Well, all of this sounds so easy in theory, doesn’t it? In practice we may end up smoking a million cigarettes or swallowing a thousand drinks without once being totally aware of what we are doing. The skill seems to be in being able to extinguish the cigarette, or in putting down the drink, as soon as we notice that we have lapsed into a kind of psychological unconsciousness. Indeed, anyone who sincerely undertakes a spiritual training soon realizes that you cannot control the ego through sheer willpower. The late Alan Watts described the futility of trying to bring the ego under control many times in his lectures and writings. He offers us this advice:
‘Don’t try to get rid of the ego sensation. Take it, as long as it lasts, as a feature or play of the total process — like a cloud or wave, or like feeling warm or cold, or anything else that happens of itself. Getting rid of one’s ego is the last resort of invincible egoism! It simply confirms and strengthens the reality of the feeling. But when this feeling of separateness is approached and accepted like any other sensation it evaporates like the mirage it is.’5
It would seem, then, that the real tragedy of our ego-bound existence is that we appear totally unable to break free from this unconscious replication of our old habits of thought and behaviour.

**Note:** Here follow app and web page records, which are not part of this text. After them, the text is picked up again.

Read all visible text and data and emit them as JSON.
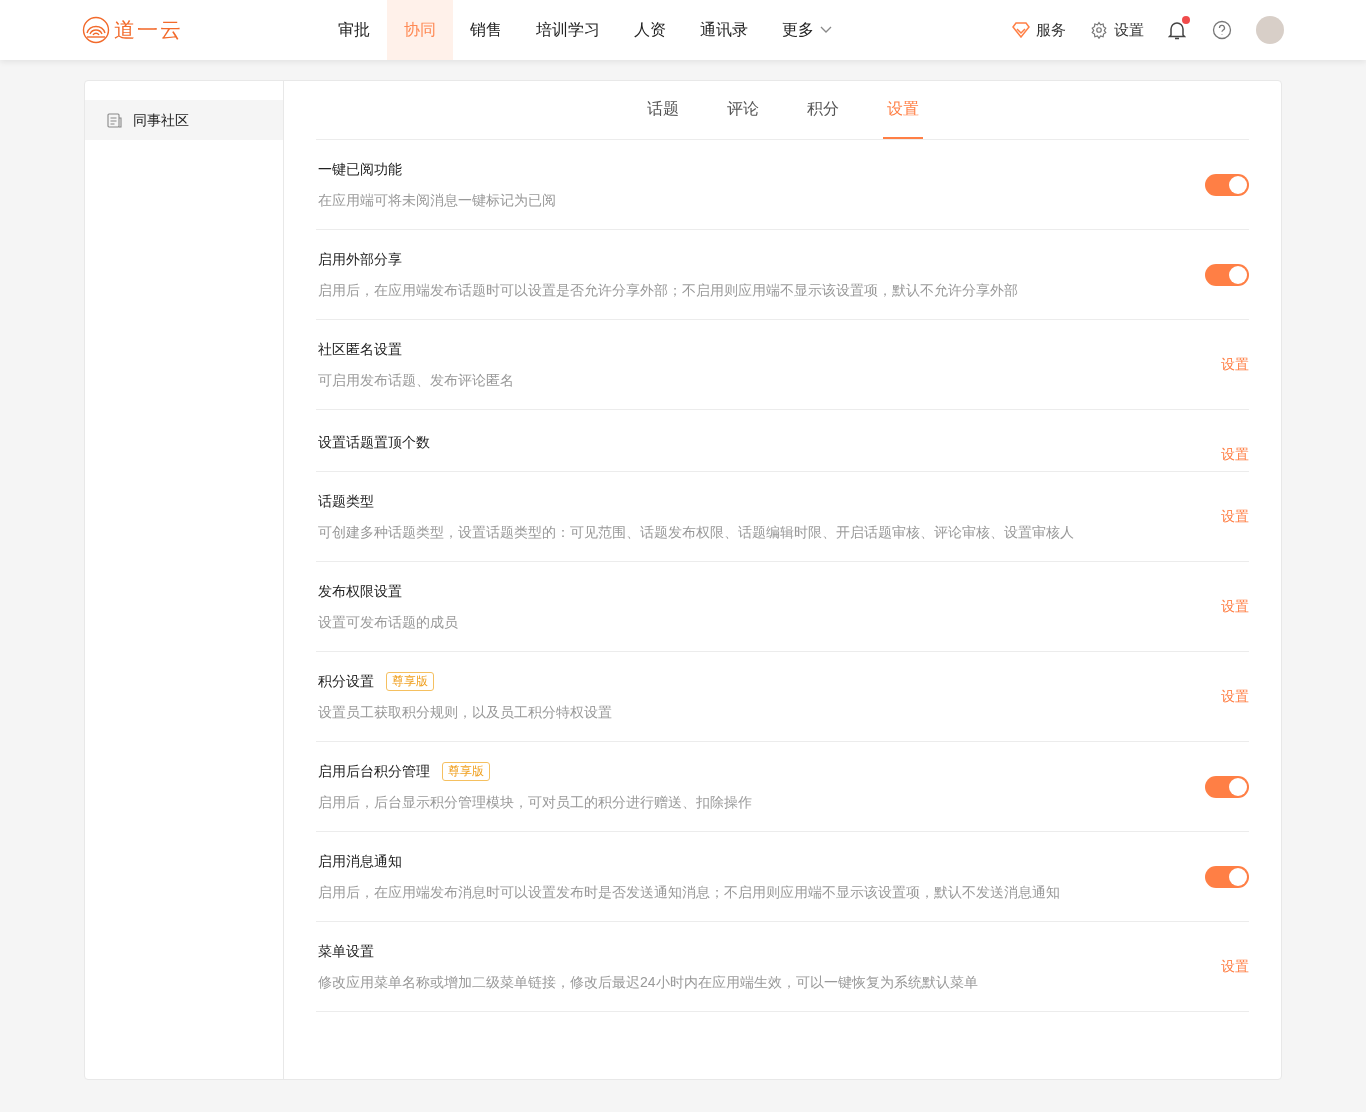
{
  "logo": {
    "text": "道一云"
  },
  "nav": [
    {
      "label": "审批",
      "selected": false
    },
    {
      "label": "协同",
      "selected": true
    },
    {
      "label": "销售",
      "selected": false
    },
    {
      "label": "培训学习",
      "selected": false
    },
    {
      "label": "人资",
      "selected": false
    },
    {
      "label": "通讯录",
      "selected": false
    },
    {
      "label": "更多",
      "selected": false,
      "dropdown": true
    }
  ],
  "header_actions": {
    "service": "服务",
    "settings": "设置",
    "notification_dot": true
  },
  "sidebar": {
    "items": [
      {
        "label": "同事社区",
        "selected": true
      }
    ]
  },
  "tabs": [
    {
      "label": "话题",
      "selected": false
    },
    {
      "label": "评论",
      "selected": false
    },
    {
      "label": "积分",
      "selected": false
    },
    {
      "label": "设置",
      "selected": true
    }
  ],
  "settings": [
    {
      "kind": "toggle",
      "title": "一键已阅功能",
      "description": "在应用端可将未阅消息一键标记为已阅",
      "on": true
    },
    {
      "kind": "toggle",
      "title": "启用外部分享",
      "description": "启用后，在应用端发布话题时可以设置是否允许分享外部；不启用则应用端不显示该设置项，默认不允许分享外部",
      "on": true
    },
    {
      "kind": "link",
      "title": "社区匿名设置",
      "description": "可启用发布话题、发布评论匿名",
      "action": "设置"
    },
    {
      "kind": "link",
      "title": "设置话题置顶个数",
      "action": "设置"
    },
    {
      "kind": "link",
      "title": "话题类型",
      "description": "可创建多种话题类型，设置话题类型的：可见范围、话题发布权限、话题编辑时限、开启话题审核、评论审核、设置审核人",
      "action": "设置"
    },
    {
      "kind": "link",
      "title": "发布权限设置",
      "description": "设置可发布话题的成员",
      "action": "设置"
    },
    {
      "kind": "link",
      "title": "积分设置",
      "badge": "尊享版",
      "description": "设置员工获取积分规则，以及员工积分特权设置",
      "action": "设置"
    },
    {
      "kind": "toggle",
      "title": "启用后台积分管理",
      "badge": "尊享版",
      "description": "启用后，后台显示积分管理模块，可对员工的积分进行赠送、扣除操作",
      "on": true
    },
    {
      "kind": "toggle",
      "title": "启用消息通知",
      "description": "启用后，在应用端发布消息时可以设置发布时是否发送通知消息；不启用则应用端不显示该设置项，默认不发送消息通知",
      "on": true
    },
    {
      "kind": "link",
      "title": "菜单设置",
      "description": "修改应用菜单名称或增加二级菜单链接，修改后最迟24小时内在应用端生效，可以一键恢复为系统默认菜单",
      "action": "设置"
    }
  ]
}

Is this not a situation totally lacking in humour? And yet humour can emerge in that moment when we recognize the absurdity of trying to live our lives on ‘automatic pilot’. Once we glimpse even a little of the mechanical nature of the ego-mind, an opportunity to transcend it arises. Humour is a rising-above and a stepping-outside of our conventional roles in life. It can help us to go beyond the manufactured images of ourselves, and it can offer us a taste of real freedom.
Perhaps, then, our spiritual practice is the discipline of real humour. Through meditation and other spiritual practices we have an opportunity to become aware of that essential freedom from conditioning, and, of course, we will also see the humour in our failure to realize and sustain that freedom in our daily lives!

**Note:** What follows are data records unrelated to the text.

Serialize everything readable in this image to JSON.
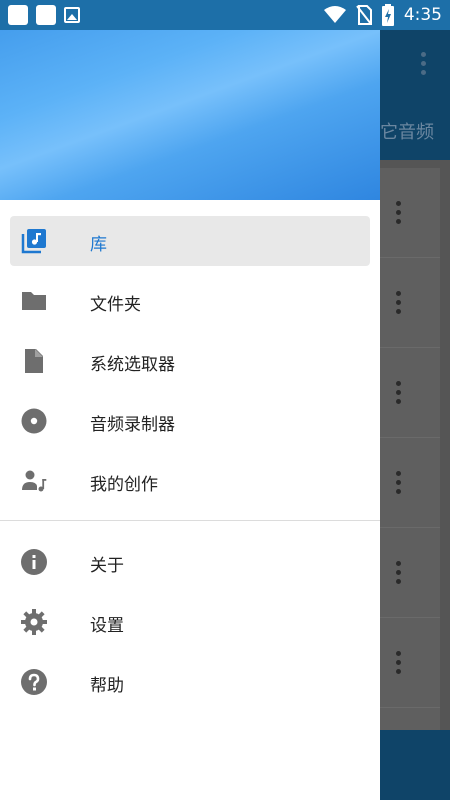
{
  "status_bar": {
    "time": "4:35"
  },
  "background": {
    "tab_label": "它音频"
  },
  "drawer": {
    "nav_items": [
      {
        "label": "库",
        "icon": "library-music-icon",
        "active": true
      },
      {
        "label": "文件夹",
        "icon": "folder-icon"
      },
      {
        "label": "系统选取器",
        "icon": "file-icon"
      },
      {
        "label": "音频录制器",
        "icon": "disc-icon"
      },
      {
        "label": "我的创作",
        "icon": "person-music-icon"
      }
    ],
    "secondary_items": [
      {
        "label": "关于",
        "icon": "info-icon"
      },
      {
        "label": "设置",
        "icon": "gear-icon"
      },
      {
        "label": "帮助",
        "icon": "help-icon"
      }
    ]
  },
  "colors": {
    "accent": "#1e78d0",
    "icon_gray": "#6e6e6e",
    "toolbar_dark": "#0f4468",
    "status_bar": "#1d6fa8"
  }
}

Another area in which humour can play an important part in the spiritual life is in the relationship between a teacher and his student. I have mentioned above that behind the apparently stern look of the master, the Buddha within is suppressing a smile. It seems to me that, as Westerners, we have a tendency to take the spiritual journey a little too seriously. And this can create its own problems because if we are unable to see the humour in our predicament we may become the willing victim of a spiritual charlatan, a fake guru.

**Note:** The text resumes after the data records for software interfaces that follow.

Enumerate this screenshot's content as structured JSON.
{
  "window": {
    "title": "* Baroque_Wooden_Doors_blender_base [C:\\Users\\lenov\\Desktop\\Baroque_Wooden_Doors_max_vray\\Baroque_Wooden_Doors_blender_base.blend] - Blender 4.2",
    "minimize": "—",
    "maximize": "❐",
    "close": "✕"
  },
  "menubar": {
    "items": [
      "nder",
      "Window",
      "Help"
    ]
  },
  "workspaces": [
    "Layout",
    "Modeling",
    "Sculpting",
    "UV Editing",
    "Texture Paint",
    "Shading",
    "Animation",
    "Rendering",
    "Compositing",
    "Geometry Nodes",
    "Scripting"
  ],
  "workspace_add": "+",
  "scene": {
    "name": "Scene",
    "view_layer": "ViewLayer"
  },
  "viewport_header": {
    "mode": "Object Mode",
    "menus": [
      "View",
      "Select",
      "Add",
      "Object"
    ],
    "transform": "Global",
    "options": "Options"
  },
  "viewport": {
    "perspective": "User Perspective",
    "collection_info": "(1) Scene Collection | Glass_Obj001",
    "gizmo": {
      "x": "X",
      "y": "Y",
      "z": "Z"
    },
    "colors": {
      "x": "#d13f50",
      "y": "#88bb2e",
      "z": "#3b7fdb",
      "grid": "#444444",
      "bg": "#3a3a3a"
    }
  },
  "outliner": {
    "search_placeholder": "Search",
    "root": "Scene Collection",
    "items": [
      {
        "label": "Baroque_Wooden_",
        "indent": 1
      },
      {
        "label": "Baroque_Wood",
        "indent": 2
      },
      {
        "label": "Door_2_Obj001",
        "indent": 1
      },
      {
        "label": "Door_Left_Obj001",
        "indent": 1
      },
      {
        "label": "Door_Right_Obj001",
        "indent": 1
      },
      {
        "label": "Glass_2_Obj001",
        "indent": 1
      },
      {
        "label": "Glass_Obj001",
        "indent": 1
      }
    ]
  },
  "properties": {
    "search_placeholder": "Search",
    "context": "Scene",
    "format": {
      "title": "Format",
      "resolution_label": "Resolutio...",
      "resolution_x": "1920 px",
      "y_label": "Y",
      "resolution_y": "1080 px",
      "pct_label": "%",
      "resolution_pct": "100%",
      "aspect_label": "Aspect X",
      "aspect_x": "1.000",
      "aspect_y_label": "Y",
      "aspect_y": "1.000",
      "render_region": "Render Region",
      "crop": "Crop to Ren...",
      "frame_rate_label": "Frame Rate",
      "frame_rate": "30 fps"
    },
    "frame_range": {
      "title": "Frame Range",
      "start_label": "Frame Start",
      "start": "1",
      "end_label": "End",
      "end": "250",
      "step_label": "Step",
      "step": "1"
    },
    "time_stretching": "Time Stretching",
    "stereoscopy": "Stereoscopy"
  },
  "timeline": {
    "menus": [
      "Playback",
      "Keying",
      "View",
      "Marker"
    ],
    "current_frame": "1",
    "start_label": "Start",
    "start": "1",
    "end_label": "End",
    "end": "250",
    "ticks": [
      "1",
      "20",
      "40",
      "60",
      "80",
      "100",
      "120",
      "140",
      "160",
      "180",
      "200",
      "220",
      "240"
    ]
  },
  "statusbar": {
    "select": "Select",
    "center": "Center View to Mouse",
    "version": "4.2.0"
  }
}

1. Anatomy of an Illness by Norman Cousins (W.W. Norton & Co. 1979)
2. Laughter: The Best Medicine by Robert Holden (Thorsons 1993)
3. No Boundary by Ken Wilbur (Shambhala 1979)
4. Holy Madness by Georg Feuerstein (Paragon House 1991)
5. The Book On the Taboo Against Knowing Who You Are by Alan Watts (Abacus 1972)
[Dennis Sibley was a co-founder, and until his retirement, chairman of The Buddhist Hospice Trust. He was also editor of its journal Raft. He co-wrote ‘The Early Writings of Alan Watts’ with John Snelling. Sadly Dennis died on 19 April 2016]
From a talk given at the Leicester Buddhist Summer School, 1993.
First published in the November 1993 Buddhism Now.